• THE PROBLEM: Search each line below for "Program", then return the lines where it appears.

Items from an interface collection
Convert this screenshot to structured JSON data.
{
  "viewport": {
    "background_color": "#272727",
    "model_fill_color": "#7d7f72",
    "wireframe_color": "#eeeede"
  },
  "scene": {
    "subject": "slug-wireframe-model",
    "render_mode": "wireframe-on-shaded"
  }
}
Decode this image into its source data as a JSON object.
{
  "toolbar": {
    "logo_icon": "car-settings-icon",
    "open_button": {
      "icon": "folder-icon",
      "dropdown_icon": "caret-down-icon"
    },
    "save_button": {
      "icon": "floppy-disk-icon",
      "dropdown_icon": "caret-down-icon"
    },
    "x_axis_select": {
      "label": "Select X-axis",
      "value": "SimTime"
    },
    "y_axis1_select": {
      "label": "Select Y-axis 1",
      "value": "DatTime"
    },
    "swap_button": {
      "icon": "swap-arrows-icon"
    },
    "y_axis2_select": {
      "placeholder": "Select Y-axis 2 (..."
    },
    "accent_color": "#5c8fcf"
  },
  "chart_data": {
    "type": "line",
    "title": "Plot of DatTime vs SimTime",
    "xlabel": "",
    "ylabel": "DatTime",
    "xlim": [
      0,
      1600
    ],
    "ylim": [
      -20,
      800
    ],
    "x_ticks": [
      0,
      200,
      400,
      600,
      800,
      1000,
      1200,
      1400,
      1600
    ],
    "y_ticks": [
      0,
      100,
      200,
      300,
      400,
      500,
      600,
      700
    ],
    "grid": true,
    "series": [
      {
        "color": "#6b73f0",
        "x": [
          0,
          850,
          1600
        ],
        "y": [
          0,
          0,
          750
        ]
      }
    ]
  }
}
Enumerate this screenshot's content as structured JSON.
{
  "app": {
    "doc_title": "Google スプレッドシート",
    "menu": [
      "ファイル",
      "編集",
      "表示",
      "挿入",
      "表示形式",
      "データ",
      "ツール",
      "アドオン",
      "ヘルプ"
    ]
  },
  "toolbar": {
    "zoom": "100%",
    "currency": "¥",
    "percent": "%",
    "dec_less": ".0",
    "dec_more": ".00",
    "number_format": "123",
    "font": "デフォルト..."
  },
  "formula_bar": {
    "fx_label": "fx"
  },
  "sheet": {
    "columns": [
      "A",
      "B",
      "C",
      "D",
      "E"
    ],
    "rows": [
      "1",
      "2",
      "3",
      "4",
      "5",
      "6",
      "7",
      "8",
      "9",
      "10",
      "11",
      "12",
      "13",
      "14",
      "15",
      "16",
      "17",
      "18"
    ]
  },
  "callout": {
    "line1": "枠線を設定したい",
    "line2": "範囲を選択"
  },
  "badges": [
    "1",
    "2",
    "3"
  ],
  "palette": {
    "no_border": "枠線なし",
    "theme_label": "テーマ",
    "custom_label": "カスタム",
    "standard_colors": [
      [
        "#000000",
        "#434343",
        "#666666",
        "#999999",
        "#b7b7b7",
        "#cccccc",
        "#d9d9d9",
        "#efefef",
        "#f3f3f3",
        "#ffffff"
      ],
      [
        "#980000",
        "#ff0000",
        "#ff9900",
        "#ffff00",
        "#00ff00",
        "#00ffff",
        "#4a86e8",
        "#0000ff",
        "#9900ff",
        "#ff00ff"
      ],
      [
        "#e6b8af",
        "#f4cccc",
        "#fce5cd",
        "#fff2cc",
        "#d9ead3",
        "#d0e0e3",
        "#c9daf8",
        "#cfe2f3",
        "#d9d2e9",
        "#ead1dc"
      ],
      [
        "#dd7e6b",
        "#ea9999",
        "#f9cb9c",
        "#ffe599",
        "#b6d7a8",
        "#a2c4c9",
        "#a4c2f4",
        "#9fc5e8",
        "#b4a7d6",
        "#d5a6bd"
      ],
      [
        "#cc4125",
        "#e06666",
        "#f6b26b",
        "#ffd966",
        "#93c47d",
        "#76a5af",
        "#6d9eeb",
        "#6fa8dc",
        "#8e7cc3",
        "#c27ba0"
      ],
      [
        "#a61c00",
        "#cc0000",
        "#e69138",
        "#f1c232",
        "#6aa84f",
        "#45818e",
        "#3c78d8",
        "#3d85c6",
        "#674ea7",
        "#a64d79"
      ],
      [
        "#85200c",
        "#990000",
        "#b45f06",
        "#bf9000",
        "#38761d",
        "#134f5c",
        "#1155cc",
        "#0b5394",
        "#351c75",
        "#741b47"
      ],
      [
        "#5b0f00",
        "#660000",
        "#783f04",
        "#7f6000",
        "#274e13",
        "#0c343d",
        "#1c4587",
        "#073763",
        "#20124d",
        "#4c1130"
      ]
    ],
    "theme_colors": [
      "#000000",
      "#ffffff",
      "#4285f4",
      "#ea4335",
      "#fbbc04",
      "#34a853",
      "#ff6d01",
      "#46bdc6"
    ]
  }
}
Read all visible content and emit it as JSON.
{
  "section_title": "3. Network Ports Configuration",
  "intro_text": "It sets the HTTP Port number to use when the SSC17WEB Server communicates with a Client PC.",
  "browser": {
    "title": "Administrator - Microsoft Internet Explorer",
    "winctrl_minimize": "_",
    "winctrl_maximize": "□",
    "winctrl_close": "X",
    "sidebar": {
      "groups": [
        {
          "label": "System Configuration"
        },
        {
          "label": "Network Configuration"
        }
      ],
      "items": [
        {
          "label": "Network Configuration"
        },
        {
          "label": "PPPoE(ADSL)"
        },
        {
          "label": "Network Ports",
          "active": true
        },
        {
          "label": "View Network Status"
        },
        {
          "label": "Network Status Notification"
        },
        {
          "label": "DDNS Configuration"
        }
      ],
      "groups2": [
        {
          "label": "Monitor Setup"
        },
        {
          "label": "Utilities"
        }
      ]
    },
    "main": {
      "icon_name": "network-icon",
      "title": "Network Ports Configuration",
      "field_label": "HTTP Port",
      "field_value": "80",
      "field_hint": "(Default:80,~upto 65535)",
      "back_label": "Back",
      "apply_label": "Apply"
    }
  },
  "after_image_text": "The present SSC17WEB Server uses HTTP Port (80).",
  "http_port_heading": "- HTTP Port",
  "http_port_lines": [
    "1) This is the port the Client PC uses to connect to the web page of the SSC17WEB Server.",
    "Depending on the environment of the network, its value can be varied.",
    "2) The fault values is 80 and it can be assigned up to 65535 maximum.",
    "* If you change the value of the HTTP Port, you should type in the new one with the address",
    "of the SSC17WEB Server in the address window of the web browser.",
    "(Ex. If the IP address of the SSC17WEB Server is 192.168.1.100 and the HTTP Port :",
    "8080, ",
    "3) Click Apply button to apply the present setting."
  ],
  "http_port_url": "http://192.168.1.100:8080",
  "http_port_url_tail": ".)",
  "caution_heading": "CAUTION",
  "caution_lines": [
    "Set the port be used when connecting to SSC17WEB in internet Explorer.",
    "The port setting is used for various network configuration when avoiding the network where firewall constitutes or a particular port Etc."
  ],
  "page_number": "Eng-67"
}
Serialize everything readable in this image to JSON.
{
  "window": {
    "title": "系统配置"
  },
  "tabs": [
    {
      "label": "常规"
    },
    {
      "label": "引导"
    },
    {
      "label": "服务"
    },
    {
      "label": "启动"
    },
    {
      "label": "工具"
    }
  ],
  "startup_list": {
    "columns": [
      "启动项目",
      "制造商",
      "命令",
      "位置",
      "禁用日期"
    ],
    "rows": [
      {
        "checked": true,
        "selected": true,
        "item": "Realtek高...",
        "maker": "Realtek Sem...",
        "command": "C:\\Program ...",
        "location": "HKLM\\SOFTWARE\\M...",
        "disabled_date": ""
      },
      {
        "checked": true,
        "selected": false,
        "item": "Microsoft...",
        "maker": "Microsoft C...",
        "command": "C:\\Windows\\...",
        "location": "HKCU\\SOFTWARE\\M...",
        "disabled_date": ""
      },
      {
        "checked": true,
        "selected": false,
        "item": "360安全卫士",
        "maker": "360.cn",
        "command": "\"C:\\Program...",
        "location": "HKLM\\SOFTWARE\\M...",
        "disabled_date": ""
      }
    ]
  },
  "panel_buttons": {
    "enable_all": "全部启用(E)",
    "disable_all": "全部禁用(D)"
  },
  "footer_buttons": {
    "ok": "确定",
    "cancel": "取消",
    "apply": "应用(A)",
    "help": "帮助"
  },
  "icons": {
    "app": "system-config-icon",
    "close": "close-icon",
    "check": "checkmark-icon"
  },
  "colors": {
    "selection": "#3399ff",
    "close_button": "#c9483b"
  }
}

• RESPONSE:
        "command": "C:\\Program ...",
        "command": "\"C:\\Program...",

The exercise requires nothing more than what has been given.